By weary stages
The old world ages;
By blood, by rages,
By pain-sown seeds.
By fools and sages,
With death for wages,
Souls leave their cages
And Man does deeds.
In mire he trudges,
In grime he drudges,
In blindness judges,
In darkness gropes.
His bitter measure
Yields little pleasure;
For only treasure
He has his hopes.
The hope that sailing
When winds are failing
Above the railing
A coast may rise;
The thought that glory
Is not a story,
But Heaven o'er ye
And watching eyes.
Behold us bringing
With love and singing
And great joy ringing
And hearts new-made,
The prince, forespoken,
By seer and token,
By whom Sin's broken
And Death is stayed.
Now by his power
The world will flower,
And hour by hour
His realm increase;
Now men benighted
Will feel them righted
And love be lighted
To spirit's peace.
Our God is wearing
Man's flesh, and bearing
Man's cares, through caring
What men may be;
Our God is sharing
His light and daring
To help men's faring
And set men free.
All you in hearing
Assist our cheering
This soul unfearing
Who enters earth;
On God relying
And Death defying,
He puts on dying
That Life have birth.
This final hymn, 'By weary stages', was published in the 1931 edition of the hymnal Songs of Praise, with Holst's tune titled 'Hill Crest' (the name of Masefield's house near Oxford).
The four spirits reappear, and speak again:
The Mercy: By mercy, and by martyrdom,
And many ways, God leads us home:
And many darknesses there are.
The Light: By darkness and by light He leads,
He gives according to our needs,
And in His darkest is a star.
The Sword: The angry blood was once the guide,
But perisht boughs are thrust aside
In the green fever of the Spring.
The Power: Friends, Christ is come within this hall,
Bow down and worship one and all,
Our Father for this thing.
One by one the four spirits pass into the Quire (where two Anglo-Saxon monks once heard angels singing.)
Looking into Canterbury Cathedral from the door of the Quire
Thanne pipede Pees of poesie a note:
'Clarior est solito post maxima nebula phebus;
Post inimicicias clarior est et amor.
After sharpest shoures,' quod Pees, 'moost shene is the sonne;
Is no weder warmer than after watry cloudes;
Ne no love levere; ne lever frendes
Than after werre and wo, whan love and pees ben maistres.
Was nevere werre in this world, ne wikkednesse so kene,
That Love, and hym liste, to laughyng ne broughte,
And Pees, thorugh pacience, alle perils stoppede.'
'Trewes!' quod Truthe; 'thow tellest us sooth, by Jesus!
Clippe we in covenaunt, and ech of us kisse oother.'
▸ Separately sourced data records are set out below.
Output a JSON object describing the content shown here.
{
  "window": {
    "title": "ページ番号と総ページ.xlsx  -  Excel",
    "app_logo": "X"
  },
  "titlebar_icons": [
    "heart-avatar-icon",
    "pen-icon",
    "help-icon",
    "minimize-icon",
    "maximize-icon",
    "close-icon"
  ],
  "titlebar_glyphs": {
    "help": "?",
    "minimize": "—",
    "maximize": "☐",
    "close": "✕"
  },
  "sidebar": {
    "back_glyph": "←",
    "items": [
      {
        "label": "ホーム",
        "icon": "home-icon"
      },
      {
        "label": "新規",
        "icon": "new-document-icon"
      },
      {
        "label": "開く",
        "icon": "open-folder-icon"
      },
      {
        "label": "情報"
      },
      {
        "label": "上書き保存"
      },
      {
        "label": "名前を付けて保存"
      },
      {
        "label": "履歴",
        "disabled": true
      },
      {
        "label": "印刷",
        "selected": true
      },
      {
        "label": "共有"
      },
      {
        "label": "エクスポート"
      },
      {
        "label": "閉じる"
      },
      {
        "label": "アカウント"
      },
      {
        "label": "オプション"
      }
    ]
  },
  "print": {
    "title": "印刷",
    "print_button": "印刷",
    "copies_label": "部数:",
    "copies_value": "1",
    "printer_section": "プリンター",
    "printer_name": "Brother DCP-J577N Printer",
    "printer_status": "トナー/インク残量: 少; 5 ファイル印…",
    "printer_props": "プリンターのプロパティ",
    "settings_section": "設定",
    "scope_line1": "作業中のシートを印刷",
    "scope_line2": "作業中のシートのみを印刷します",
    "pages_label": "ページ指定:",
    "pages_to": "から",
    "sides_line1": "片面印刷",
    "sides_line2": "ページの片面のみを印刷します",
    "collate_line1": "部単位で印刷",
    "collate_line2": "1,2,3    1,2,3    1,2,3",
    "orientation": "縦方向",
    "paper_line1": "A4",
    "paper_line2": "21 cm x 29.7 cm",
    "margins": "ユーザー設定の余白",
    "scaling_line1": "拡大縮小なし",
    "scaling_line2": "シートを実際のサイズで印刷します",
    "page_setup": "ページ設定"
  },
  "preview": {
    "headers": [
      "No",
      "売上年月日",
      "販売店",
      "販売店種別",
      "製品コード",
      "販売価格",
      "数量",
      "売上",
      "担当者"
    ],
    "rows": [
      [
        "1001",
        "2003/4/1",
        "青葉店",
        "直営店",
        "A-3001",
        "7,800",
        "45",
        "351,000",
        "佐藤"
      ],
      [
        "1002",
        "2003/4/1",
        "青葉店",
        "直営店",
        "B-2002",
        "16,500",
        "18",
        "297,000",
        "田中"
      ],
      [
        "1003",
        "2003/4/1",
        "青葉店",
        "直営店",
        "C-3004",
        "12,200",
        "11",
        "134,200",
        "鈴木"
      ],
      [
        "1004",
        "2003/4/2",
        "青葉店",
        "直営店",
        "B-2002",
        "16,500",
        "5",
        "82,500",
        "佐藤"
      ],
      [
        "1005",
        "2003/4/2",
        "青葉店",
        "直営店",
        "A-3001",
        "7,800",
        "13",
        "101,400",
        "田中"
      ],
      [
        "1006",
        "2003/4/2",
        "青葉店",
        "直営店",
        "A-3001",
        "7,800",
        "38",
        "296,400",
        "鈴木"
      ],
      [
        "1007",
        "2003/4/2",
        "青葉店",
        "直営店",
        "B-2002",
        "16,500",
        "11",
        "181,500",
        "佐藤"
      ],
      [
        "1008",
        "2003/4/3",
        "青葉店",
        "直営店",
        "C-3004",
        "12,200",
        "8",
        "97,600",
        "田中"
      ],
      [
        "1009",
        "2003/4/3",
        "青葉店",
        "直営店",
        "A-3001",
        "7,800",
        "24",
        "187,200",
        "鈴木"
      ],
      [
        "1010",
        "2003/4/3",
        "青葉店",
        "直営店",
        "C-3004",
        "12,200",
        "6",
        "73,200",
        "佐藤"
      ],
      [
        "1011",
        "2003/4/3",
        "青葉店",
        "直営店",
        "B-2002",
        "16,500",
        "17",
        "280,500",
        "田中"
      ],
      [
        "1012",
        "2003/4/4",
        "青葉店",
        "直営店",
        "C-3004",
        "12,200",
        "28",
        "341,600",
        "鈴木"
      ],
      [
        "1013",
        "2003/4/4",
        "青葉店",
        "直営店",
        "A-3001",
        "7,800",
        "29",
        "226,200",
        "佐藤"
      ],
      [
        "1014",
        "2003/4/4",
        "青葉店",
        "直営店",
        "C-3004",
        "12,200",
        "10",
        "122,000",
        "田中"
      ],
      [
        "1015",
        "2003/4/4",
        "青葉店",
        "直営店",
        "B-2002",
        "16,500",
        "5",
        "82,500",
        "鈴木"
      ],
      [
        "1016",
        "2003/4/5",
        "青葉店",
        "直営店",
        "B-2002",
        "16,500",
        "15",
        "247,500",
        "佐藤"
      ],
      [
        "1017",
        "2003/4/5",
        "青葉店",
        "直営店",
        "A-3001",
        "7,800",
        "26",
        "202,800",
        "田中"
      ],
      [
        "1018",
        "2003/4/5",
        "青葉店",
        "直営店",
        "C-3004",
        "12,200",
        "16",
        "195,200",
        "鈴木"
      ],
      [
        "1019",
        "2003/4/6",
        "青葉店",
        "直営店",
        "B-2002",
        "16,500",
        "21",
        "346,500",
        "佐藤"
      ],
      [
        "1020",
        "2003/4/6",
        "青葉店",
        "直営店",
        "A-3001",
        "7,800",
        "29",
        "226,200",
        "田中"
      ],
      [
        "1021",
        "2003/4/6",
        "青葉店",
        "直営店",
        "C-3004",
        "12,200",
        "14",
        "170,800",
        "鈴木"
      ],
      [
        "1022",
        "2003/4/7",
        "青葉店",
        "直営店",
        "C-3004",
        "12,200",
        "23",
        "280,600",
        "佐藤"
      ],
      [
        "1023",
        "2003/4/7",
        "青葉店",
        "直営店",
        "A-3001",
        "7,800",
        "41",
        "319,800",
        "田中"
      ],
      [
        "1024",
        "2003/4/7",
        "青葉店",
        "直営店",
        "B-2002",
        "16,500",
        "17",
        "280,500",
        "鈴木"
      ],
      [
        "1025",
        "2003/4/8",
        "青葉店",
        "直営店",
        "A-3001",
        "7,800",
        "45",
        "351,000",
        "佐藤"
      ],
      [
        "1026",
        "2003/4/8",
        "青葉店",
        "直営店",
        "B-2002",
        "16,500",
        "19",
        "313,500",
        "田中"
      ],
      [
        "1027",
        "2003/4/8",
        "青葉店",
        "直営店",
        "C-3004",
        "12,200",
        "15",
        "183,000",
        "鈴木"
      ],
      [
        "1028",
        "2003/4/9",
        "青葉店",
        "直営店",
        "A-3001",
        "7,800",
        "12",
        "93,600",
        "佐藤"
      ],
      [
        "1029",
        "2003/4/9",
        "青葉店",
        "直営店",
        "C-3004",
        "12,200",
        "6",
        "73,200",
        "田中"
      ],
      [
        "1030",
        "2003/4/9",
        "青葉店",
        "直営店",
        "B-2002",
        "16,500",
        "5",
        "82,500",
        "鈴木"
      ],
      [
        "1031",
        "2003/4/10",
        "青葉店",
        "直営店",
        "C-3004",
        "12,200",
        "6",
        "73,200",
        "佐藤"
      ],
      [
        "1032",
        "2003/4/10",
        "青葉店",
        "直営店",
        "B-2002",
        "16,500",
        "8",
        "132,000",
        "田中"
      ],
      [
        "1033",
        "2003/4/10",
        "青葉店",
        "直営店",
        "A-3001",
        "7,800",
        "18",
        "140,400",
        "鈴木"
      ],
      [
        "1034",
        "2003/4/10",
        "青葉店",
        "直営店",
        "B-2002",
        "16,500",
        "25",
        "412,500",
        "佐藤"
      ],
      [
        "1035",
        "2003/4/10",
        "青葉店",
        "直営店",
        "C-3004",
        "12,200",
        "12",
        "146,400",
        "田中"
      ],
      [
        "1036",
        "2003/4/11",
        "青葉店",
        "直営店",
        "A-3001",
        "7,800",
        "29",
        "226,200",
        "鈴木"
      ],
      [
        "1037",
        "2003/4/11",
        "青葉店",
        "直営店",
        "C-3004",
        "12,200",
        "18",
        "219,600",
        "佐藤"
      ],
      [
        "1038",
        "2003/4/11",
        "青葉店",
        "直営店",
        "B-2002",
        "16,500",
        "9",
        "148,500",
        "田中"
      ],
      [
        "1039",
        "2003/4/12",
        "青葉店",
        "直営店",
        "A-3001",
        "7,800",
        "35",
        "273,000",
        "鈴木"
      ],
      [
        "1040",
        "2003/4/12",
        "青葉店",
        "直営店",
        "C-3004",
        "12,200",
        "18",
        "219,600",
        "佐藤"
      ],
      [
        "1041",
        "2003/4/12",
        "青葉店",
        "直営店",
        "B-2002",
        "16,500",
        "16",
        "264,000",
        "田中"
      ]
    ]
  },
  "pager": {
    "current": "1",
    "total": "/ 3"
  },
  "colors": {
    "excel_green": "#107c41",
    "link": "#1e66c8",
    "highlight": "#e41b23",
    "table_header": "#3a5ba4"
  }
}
'And lete no peple,' quod Pees, 'parceyve that we chidde;
For inpossible is no thyng to Hym that is almyghty.'
'Thow seist sooth,' seide Rightwisnesse, and reverentliche hire kiste,
Pees, and Pees hire, per secula seculorum.
Misericordia et Veritas obviaverunt sibi, justicia et Pax osculate sunt.